When I say my Vitamix is amazing I mean that it literally blends raw carrots. This diet is great because Jackson is able to get real food into his stomach and he’s not just eating formula.
More G Tube “Adventures”
At our post-op g tube appointment, the surgeon told us the g tube site was healing nicely and gave us minimal instructions on how to put the g tube back in should it fall out (The instructions were so basic that I searched You Tube for a video on how to replace a g tube at home). Everyone in our immediate family prayed the g tube would not fall out while they were watching Jackson.

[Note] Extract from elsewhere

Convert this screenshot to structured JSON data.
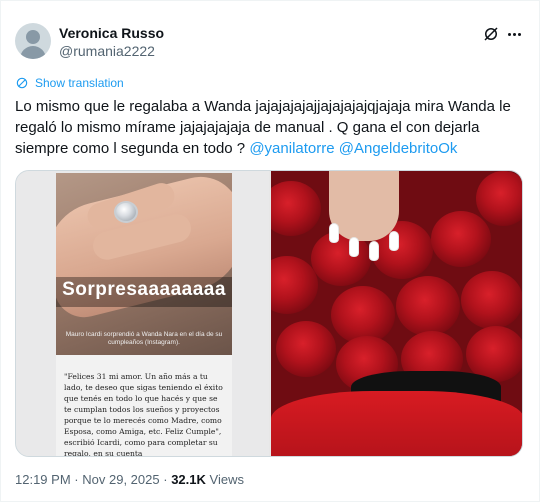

Well, the g tube fell out while I was at work one day. I raced home at 90 MPH because I had to put in a new g tube before the hole in Jackson’s stomach closed. These g tube holes are similar to new earring holes only they close up MUCH quicker.
It took me about 20 minutes to get home and that was almost too long. I immediately got out the new g tube, put vasoline around the part that gets inserted into the stomach and pushed it through the g tube hole. I had to push three times to get that little sucker in because the hole had closed slightly and the new g tube did not want to go in. Talk about stress!
After the new g tube was correctly inserted (TMI: you can tell it’s in the right place if gastric juices come out), I had to go back to work. However, I was so proud of myself for accomplishing this great medical feat that I felt like going to the hospital to scrub in for surgery.
Practice Makes Perfect
Jackson will be performing in a music recital at the Cincinnati Association for the Blind and Visually Impaired tomorrow morning. He will be playing the chimes to the song Lava You. We’ve been practicing a lot at home over the past few weeks, as well as during his music therapy sessions, to get ready. I hang the chimes over his hand using a universal mount which attaches to the wheelchair. It’s taken a lot of practice to get the positioning correct so that Jackson has the best ability to play them. Some days Jackson plays the chimes very well and other days he’s not really interested. Fingers crossed that he performs well during his song. I will try to put the video on here after the recital.